## Problem requirements
Every word of the listing should be reproduced without alteration.

## Recorded data
-- Opening Marker --
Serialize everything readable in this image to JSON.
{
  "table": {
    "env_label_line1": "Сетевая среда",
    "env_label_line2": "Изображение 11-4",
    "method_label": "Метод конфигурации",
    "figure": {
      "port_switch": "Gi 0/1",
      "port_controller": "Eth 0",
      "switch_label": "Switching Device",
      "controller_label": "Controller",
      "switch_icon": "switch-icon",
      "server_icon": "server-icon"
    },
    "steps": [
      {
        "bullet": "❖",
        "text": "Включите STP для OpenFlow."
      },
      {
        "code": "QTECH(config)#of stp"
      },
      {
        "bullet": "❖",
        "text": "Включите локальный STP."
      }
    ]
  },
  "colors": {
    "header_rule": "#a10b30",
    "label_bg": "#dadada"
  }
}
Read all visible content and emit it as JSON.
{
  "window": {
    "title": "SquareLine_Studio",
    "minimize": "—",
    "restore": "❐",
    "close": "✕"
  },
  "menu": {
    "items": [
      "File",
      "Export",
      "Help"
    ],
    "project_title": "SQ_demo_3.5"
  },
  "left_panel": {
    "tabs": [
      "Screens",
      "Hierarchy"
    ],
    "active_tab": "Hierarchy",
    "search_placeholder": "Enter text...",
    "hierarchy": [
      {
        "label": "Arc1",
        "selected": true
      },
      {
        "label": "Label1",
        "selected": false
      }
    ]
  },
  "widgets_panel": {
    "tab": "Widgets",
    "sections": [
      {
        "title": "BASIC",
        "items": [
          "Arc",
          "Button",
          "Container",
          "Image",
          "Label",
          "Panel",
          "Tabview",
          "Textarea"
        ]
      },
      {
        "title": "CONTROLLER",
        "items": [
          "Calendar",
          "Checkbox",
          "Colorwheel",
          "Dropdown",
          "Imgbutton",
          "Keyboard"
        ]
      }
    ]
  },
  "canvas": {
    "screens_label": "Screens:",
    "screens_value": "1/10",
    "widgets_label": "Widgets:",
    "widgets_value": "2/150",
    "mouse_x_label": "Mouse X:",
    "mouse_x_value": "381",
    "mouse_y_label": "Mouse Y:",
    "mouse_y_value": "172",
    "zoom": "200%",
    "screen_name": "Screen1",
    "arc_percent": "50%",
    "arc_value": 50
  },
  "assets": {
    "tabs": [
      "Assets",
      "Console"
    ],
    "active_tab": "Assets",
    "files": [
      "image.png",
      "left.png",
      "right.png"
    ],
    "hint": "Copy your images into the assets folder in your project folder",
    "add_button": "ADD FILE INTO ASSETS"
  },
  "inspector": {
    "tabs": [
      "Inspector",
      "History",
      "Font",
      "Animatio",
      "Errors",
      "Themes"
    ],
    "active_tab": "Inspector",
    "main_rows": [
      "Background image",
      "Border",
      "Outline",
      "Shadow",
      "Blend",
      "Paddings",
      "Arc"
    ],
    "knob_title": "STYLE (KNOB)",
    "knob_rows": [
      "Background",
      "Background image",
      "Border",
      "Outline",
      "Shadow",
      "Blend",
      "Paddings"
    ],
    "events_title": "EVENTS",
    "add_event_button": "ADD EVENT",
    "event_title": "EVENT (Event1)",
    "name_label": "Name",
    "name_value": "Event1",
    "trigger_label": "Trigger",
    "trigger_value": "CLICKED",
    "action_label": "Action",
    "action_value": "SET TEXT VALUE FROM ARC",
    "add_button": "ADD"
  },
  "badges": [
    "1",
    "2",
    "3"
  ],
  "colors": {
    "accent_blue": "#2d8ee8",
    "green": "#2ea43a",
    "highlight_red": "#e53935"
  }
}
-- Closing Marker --
## Task answer
Serialize everything readable in this image to JSON.
{
  "table": {
    "env_label_line1": "Сетевая среда",
    "env_label_line2": "Изображение 11-4",
    "method_label": "Метод конфигурации",
    "figure": {
      "port_switch": "Gi 0/1",
      "port_controller": "Eth 0",
      "switch_label": "Switching Device",
      "controller_label": "Controller",
      "switch_icon": "switch-icon",
      "server_icon": "server-icon"
    },
    "steps": [
      {
        "bullet": "❖",
        "text": "Включите STP для OpenFlow."
      },
      {
        "code": "QTECH(config)#of stp"
      },
      {
        "bullet": "❖",
        "text": "Включите локальный STP."
      }
    ]
  },
  "colors": {
    "header_rule": "#a10b30",
    "label_bg": "#dadada"
  }
}
Read all visible content and emit it as JSON.
{
  "window": {
    "title": "SquareLine_Studio",
    "minimize": "—",
    "restore": "❐",
    "close": "✕"
  },
  "menu": {
    "items": [
      "File",
      "Export",
      "Help"
    ],
    "project_title": "SQ_demo_3.5"
  },
  "left_panel": {
    "tabs": [
      "Screens",
      "Hierarchy"
    ],
    "active_tab": "Hierarchy",
    "search_placeholder": "Enter text...",
    "hierarchy": [
      {
        "label": "Arc1",
        "selected": true
      },
      {
        "label": "Label1",
        "selected": false
      }
    ]
  },
  "widgets_panel": {
    "tab": "Widgets",
    "sections": [
      {
        "title": "BASIC",
        "items": [
          "Arc",
          "Button",
          "Container",
          "Image",
          "Label",
          "Panel",
          "Tabview",
          "Textarea"
        ]
      },
      {
        "title": "CONTROLLER",
        "items": [
          "Calendar",
          "Checkbox",
          "Colorwheel",
          "Dropdown",
          "Imgbutton",
          "Keyboard"
        ]
      }
    ]
  },
  "canvas": {
    "screens_label": "Screens:",
    "screens_value": "1/10",
    "widgets_label": "Widgets:",
    "widgets_value": "2/150",
    "mouse_x_label": "Mouse X:",
    "mouse_x_value": "381",
    "mouse_y_label": "Mouse Y:",
    "mouse_y_value": "172",
    "zoom": "200%",
    "screen_name": "Screen1",
    "arc_percent": "50%",
    "arc_value": 50
  },
  "assets": {
    "tabs": [
      "Assets",
      "Console"
    ],
    "active_tab": "Assets",
    "files": [
      "image.png",
      "left.png",
      "right.png"
    ],
    "hint": "Copy your images into the assets folder in your project folder",
    "add_button": "ADD FILE INTO ASSETS"
  },
  "inspector": {
    "tabs": [
      "Inspector",
      "History",
      "Font",
      "Animatio",
      "Errors",
      "Themes"
    ],
    "active_tab": "Inspector",
    "main_rows": [
      "Background image",
      "Border",
      "Outline",
      "Shadow",
      "Blend",
      "Paddings",
      "Arc"
    ],
    "knob_title": "STYLE (KNOB)",
    "knob_rows": [
      "Background",
      "Background image",
      "Border",
      "Outline",
      "Shadow",
      "Blend",
      "Paddings"
    ],
    "events_title": "EVENTS",
    "add_event_button": "ADD EVENT",
    "event_title": "EVENT (Event1)",
    "name_label": "Name",
    "name_value": "Event1",
    "trigger_label": "Trigger",
    "trigger_value": "CLICKED",
    "action_label": "Action",
    "action_value": "SET TEXT VALUE FROM ARC",
    "add_button": "ADD"
  },
  "badges": [
    "1",
    "2",
    "3"
  ],
  "colors": {
    "accent_blue": "#2d8ee8",
    "green": "#2ea43a",
    "highlight_red": "#e53935"
  }
}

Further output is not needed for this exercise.